The author concludes that the identification of positions on issues as conservative or liberal develops through the creation of shared understandings among political elites. Values play an important role in driving positions, but so do people’s likes and dislikes for groups that are either potential beneficiaries of, or advocates for, certain policies.
Because of the impressive volume of statistical data, this is not a book that can be casually read by one who is not steeped in the language of statistics. However, what is clear is the author’s conclusion regarding the impact of basic human nature; personal likes and dislikes.
If predictability is a goal of the Senate confirmation hearing process, recall that it was the conservative state’s rights justices who in Bush v. Gore refused to allow the State of Florida to conduct the recount of the 2000 presidential election. It was the limited government conservative justices who, in Citizens United, held that the First Amendment permits corporations and unions to spend money on elections, while the liberal justices opposed such a broad reading of the First Amendment’s free speech guarantee.

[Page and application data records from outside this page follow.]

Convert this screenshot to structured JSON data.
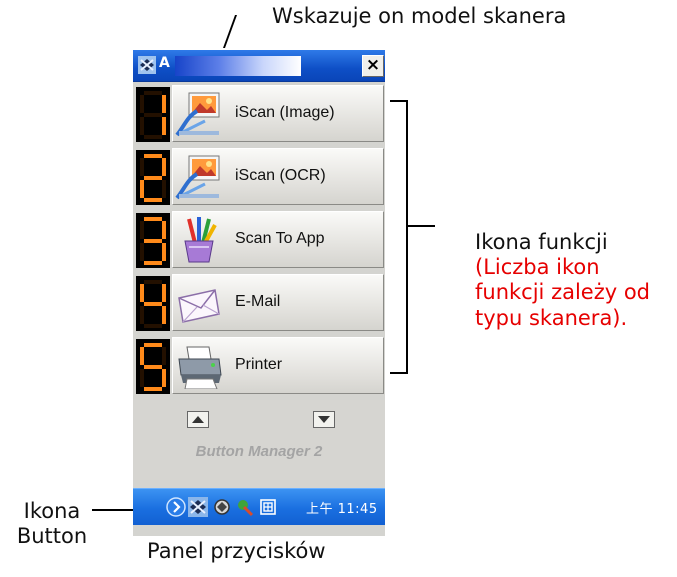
{
  "annotations": {
    "model_indicator": "Wskazuje on model skanera",
    "function_icon": "Ikona funkcji",
    "function_icon_note": "(Liczba ikon funkcji zależy od typu skanera).",
    "function_icon_note_lines": [
      "(Liczba ikon",
      "funkcji zależy od",
      "typu skanera)."
    ],
    "button_icon": "Ikona Button",
    "button_icon_lines": [
      "Ikona",
      "Button"
    ],
    "caption": "Panel przycisków",
    "note_color": "#e60000"
  },
  "panel": {
    "title_letter": "A",
    "close_label": "×",
    "functions": [
      {
        "number": 1,
        "label": "iScan (Image)",
        "icon": "image-scan-icon"
      },
      {
        "number": 2,
        "label": "iScan (OCR)",
        "icon": "ocr-scan-icon"
      },
      {
        "number": 3,
        "label": "Scan To App",
        "icon": "brush-cup-icon"
      },
      {
        "number": 4,
        "label": "E-Mail",
        "icon": "envelope-icon"
      },
      {
        "number": 5,
        "label": "Printer",
        "icon": "printer-icon"
      }
    ],
    "nav": {
      "up": "triangle-up-icon",
      "down": "triangle-down-icon"
    },
    "brand": "Button Manager 2"
  },
  "taskbar": {
    "time": "上午 11:45",
    "icons": [
      "expand-arrow-icon",
      "scanner-tray-icon",
      "tray-icon-2",
      "tray-icon-3",
      "tray-icon-4"
    ]
  },
  "colors": {
    "titlebar": "#0e4fc6",
    "digit": "#ff8a1a",
    "taskbar": "#1a6fe0"
  }
}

And it was conservative Chief Justice John Roberts whose critical fifth vote upheld Obamacare. To address these ideological shifts, Baum would invite inquiry into the respective relationships between the justices and the particular groups involved in the litigation. In this light, perhaps more nuanced questioning during confirmation hearings for the Bush, Citizens United,and Obamacare justices might have led to greater predictability in their results.
Baum maintains that the ideological element in decision-making should be viewed as complicated and fluid rather than simple and straightforward. He asks that greater attention be given to group interests as a vital element of the thinking and behavior of Supreme Court justices, and that further studies be done on the work he initiated in this book. Perhaps then, when future nominees appear before the U.S. Senate, inquiry will be focused on their preferred group interests, rather than the issue-directed questions that the nominees deftly avoid.
George Waas is a member of The Florida Bar.